● **Task to carry out**
Every record below, from first to last: print it exactly as shown.

● **Data for this exercise**
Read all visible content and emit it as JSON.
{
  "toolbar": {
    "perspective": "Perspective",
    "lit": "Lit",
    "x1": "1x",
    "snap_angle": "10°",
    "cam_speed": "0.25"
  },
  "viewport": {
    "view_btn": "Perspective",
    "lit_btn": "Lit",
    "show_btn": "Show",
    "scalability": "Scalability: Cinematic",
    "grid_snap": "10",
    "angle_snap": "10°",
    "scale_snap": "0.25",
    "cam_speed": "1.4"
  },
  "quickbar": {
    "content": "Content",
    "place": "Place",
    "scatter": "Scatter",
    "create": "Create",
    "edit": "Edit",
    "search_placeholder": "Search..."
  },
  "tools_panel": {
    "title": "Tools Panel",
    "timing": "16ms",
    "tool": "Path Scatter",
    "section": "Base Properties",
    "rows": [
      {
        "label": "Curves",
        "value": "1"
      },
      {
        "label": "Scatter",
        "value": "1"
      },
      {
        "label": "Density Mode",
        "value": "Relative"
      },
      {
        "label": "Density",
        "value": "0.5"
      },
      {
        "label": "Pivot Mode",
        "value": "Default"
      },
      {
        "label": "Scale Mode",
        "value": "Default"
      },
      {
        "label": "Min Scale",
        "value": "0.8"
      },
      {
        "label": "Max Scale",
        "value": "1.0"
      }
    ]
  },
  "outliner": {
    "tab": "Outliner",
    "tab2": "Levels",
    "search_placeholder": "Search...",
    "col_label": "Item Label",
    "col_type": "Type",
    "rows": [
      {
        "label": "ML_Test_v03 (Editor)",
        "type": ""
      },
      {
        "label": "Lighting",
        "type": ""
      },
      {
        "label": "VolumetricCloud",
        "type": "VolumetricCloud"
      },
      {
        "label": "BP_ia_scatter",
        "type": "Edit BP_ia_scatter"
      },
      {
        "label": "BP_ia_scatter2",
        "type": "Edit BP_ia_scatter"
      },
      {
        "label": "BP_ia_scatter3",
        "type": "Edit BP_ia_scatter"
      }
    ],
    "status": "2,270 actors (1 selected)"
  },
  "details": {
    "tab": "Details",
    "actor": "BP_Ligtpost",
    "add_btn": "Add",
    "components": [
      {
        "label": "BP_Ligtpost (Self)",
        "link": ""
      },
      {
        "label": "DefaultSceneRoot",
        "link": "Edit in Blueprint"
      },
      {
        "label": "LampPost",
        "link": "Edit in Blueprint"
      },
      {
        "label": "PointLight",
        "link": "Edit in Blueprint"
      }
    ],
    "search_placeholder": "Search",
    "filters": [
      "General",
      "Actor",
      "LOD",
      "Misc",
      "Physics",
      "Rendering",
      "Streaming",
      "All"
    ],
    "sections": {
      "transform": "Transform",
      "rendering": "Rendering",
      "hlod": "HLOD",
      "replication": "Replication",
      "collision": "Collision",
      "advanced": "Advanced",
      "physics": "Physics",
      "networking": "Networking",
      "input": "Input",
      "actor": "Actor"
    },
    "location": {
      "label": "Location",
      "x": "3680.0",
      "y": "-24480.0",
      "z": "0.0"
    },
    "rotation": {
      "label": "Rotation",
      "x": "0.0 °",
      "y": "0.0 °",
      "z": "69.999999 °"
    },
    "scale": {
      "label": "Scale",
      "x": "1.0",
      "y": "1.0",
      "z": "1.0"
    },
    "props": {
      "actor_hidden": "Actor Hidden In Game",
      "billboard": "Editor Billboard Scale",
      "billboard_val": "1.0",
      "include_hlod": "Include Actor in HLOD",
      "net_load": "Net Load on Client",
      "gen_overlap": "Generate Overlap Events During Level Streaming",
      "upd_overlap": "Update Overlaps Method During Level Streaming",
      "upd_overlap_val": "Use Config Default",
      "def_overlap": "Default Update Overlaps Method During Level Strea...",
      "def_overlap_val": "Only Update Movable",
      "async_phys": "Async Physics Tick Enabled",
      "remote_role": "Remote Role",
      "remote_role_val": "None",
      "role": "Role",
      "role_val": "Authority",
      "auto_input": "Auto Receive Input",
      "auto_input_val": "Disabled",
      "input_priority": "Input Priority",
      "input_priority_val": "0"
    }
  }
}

● **Finished exercise**
Read all visible content and emit it as JSON.
{
  "toolbar": {
    "perspective": "Perspective",
    "lit": "Lit",
    "x1": "1x",
    "snap_angle": "10°",
    "cam_speed": "0.25"
  },
  "viewport": {
    "view_btn": "Perspective",
    "lit_btn": "Lit",
    "show_btn": "Show",
    "scalability": "Scalability: Cinematic",
    "grid_snap": "10",
    "angle_snap": "10°",
    "scale_snap": "0.25",
    "cam_speed": "1.4"
  },
  "quickbar": {
    "content": "Content",
    "place": "Place",
    "scatter": "Scatter",
    "create": "Create",
    "edit": "Edit",
    "search_placeholder": "Search..."
  },
  "tools_panel": {
    "title": "Tools Panel",
    "timing": "16ms",
    "tool": "Path Scatter",
    "section": "Base Properties",
    "rows": [
      {
        "label": "Curves",
        "value": "1"
      },
      {
        "label": "Scatter",
        "value": "1"
      },
      {
        "label": "Density Mode",
        "value": "Relative"
      },
      {
        "label": "Density",
        "value": "0.5"
      },
      {
        "label": "Pivot Mode",
        "value": "Default"
      },
      {
        "label": "Scale Mode",
        "value": "Default"
      },
      {
        "label": "Min Scale",
        "value": "0.8"
      },
      {
        "label": "Max Scale",
        "value": "1.0"
      }
    ]
  },
  "outliner": {
    "tab": "Outliner",
    "tab2": "Levels",
    "search_placeholder": "Search...",
    "col_label": "Item Label",
    "col_type": "Type",
    "rows": [
      {
        "label": "ML_Test_v03 (Editor)",
        "type": ""
      },
      {
        "label": "Lighting",
        "type": ""
      },
      {
        "label": "VolumetricCloud",
        "type": "VolumetricCloud"
      },
      {
        "label": "BP_ia_scatter",
        "type": "Edit BP_ia_scatter"
      },
      {
        "label": "BP_ia_scatter2",
        "type": "Edit BP_ia_scatter"
      },
      {
        "label": "BP_ia_scatter3",
        "type": "Edit BP_ia_scatter"
      }
    ],
    "status": "2,270 actors (1 selected)"
  },
  "details": {
    "tab": "Details",
    "actor": "BP_Ligtpost",
    "add_btn": "Add",
    "components": [
      {
        "label": "BP_Ligtpost (Self)",
        "link": ""
      },
      {
        "label": "DefaultSceneRoot",
        "link": "Edit in Blueprint"
      },
      {
        "label": "LampPost",
        "link": "Edit in Blueprint"
      },
      {
        "label": "PointLight",
        "link": "Edit in Blueprint"
      }
    ],
    "search_placeholder": "Search",
    "filters": [
      "General",
      "Actor",
      "LOD",
      "Misc",
      "Physics",
      "Rendering",
      "Streaming",
      "All"
    ],
    "sections": {
      "transform": "Transform",
      "rendering": "Rendering",
      "hlod": "HLOD",
      "replication": "Replication",
      "collision": "Collision",
      "advanced": "Advanced",
      "physics": "Physics",
      "networking": "Networking",
      "input": "Input",
      "actor": "Actor"
    },
    "location": {
      "label": "Location",
      "x": "3680.0",
      "y": "-24480.0",
      "z": "0.0"
    },
    "rotation": {
      "label": "Rotation",
      "x": "0.0 °",
      "y": "0.0 °",
      "z": "69.999999 °"
    },
    "scale": {
      "label": "Scale",
      "x": "1.0",
      "y": "1.0",
      "z": "1.0"
    },
    "props": {
      "actor_hidden": "Actor Hidden In Game",
      "billboard": "Editor Billboard Scale",
      "billboard_val": "1.0",
      "include_hlod": "Include Actor in HLOD",
      "net_load": "Net Load on Client",
      "gen_overlap": "Generate Overlap Events During Level Streaming",
      "upd_overlap": "Update Overlaps Method During Level Streaming",
      "upd_overlap_val": "Use Config Default",
      "def_overlap": "Default Update Overlaps Method During Level Strea...",
      "def_overlap_val": "Only Update Movable",
      "async_phys": "Async Physics Tick Enabled",
      "remote_role": "Remote Role",
      "remote_role_val": "None",
      "role": "Role",
      "role_val": "Authority",
      "auto_input": "Auto Receive Input",
      "auto_input_val": "Disabled",
      "input_priority": "Input Priority",
      "input_priority_val": "0"
    }
  }
}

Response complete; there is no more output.